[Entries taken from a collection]
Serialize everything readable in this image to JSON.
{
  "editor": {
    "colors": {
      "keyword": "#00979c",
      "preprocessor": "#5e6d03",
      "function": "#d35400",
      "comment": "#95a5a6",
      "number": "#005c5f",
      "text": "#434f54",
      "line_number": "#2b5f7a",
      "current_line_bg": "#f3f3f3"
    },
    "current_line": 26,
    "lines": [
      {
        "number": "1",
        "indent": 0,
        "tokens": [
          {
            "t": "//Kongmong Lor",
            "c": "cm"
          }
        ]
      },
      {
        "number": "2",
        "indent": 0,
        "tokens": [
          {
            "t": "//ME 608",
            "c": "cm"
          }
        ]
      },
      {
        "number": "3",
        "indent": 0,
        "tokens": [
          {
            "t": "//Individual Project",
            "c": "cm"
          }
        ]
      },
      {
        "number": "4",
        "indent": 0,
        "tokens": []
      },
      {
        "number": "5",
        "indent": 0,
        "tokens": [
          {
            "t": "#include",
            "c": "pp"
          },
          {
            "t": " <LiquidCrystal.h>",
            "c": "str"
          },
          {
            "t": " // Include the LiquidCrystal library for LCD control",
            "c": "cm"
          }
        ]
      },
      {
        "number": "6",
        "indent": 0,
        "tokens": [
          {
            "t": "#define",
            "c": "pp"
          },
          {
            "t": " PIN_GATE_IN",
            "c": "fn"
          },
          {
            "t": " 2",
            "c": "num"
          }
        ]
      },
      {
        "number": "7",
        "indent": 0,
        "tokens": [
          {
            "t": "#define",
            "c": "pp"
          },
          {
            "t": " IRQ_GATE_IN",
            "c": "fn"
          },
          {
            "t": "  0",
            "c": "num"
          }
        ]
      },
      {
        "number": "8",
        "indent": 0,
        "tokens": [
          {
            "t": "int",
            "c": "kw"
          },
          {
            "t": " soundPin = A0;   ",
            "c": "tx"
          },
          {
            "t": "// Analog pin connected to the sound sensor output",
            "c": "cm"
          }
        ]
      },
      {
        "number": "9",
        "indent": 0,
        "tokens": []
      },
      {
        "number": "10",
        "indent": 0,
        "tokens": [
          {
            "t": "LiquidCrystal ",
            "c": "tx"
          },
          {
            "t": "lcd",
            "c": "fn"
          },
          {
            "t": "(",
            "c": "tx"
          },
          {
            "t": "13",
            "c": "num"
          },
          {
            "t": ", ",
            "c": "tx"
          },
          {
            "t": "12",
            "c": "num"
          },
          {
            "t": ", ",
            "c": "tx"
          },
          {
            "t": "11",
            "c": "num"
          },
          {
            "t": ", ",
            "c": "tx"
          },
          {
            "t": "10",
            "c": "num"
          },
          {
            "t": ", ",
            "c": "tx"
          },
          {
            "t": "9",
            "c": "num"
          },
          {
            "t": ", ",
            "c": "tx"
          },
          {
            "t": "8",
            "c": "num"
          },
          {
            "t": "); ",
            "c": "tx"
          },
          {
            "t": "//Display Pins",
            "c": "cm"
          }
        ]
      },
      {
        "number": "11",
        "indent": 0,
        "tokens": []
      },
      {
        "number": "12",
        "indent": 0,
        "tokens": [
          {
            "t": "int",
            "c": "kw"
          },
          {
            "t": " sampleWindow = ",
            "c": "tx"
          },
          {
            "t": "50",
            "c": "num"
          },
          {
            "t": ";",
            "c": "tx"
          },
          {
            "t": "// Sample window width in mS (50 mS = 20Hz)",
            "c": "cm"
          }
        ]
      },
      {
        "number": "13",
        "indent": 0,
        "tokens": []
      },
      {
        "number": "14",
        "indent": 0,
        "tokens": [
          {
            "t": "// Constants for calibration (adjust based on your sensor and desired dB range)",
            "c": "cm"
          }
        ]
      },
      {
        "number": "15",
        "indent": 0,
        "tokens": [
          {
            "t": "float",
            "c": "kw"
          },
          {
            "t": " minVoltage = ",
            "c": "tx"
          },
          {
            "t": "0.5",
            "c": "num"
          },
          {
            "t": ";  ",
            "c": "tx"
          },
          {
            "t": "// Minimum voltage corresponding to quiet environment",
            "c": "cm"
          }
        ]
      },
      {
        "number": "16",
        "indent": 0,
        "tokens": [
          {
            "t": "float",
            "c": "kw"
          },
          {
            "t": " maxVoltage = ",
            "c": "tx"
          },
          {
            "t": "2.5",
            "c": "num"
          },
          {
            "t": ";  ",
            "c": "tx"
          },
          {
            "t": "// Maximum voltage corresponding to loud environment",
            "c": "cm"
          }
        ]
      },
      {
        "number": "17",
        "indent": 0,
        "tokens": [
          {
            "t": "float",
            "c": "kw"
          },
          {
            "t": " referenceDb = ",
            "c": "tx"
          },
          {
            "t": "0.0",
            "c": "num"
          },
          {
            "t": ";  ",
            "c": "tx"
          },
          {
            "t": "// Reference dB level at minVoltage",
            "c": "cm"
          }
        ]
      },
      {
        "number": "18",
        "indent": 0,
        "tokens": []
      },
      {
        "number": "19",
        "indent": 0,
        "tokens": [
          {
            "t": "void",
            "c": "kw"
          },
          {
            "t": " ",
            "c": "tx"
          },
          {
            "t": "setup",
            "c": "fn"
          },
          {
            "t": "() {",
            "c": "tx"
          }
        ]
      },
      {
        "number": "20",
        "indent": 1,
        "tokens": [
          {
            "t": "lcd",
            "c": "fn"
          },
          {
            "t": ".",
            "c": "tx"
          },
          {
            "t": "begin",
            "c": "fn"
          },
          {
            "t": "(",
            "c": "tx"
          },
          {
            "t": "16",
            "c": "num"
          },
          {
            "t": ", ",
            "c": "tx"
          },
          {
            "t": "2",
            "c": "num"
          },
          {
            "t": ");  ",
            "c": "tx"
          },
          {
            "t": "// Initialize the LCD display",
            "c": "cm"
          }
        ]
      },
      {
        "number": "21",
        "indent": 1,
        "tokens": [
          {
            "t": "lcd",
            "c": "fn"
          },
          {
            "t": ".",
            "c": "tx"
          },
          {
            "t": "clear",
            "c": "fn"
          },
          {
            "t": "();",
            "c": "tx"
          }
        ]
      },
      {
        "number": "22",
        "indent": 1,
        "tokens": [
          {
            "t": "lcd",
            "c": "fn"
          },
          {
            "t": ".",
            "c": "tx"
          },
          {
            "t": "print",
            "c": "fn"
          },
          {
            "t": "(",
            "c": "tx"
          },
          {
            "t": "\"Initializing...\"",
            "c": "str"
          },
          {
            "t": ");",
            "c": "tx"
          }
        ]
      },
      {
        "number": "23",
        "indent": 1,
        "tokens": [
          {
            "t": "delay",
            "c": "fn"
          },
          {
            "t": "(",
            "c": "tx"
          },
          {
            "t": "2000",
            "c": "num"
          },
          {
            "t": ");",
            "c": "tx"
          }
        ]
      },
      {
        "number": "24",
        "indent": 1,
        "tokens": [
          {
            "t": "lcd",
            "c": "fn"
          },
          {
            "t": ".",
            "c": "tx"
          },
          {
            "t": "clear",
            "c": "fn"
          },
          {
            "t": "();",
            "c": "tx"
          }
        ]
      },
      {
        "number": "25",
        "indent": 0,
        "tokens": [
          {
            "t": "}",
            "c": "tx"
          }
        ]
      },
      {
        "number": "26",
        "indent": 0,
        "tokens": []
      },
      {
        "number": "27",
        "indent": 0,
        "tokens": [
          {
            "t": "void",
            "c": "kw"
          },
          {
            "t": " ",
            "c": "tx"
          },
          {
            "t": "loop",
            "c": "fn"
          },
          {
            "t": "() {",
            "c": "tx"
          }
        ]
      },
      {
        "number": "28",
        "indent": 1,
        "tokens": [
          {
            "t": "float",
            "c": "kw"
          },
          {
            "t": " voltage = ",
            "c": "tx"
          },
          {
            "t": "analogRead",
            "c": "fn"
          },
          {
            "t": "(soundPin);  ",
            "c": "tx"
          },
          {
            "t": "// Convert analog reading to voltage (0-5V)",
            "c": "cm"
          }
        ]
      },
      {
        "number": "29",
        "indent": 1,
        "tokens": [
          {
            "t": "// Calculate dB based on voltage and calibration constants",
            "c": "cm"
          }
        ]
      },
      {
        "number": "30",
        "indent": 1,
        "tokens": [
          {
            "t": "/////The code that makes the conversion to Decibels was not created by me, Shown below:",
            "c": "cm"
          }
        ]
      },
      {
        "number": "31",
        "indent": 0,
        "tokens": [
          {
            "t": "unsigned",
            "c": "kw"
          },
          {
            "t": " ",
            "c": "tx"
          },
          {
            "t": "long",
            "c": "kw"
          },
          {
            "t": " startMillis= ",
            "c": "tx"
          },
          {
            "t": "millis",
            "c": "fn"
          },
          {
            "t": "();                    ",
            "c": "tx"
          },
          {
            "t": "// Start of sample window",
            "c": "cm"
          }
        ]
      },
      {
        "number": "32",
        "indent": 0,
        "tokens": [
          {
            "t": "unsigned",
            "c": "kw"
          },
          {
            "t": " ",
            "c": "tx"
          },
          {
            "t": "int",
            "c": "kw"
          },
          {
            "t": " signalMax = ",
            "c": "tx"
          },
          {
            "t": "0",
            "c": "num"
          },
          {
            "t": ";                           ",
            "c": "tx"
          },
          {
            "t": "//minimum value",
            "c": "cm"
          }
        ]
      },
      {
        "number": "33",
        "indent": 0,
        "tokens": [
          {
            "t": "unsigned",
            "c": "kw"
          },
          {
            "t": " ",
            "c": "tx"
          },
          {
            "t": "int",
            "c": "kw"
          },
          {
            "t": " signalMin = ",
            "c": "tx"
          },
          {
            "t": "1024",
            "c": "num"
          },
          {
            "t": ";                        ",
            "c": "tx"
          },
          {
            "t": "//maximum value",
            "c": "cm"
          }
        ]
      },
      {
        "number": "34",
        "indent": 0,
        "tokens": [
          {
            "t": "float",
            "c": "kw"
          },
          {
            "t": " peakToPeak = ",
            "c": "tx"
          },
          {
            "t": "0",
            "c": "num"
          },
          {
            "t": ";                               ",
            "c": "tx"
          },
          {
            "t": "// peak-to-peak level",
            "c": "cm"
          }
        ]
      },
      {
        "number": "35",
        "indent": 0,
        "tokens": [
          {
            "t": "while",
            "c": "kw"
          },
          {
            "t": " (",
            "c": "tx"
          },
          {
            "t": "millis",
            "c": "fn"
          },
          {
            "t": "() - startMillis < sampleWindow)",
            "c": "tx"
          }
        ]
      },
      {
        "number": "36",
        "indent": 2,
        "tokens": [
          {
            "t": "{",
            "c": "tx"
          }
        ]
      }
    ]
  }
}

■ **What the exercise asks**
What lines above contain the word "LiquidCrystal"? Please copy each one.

■ **Solution to this task**
            "t": " <LiquidCrystal.h>",
            "t": " // Include the LiquidCrystal library for LCD control",
            "t": "LiquidCrystal ",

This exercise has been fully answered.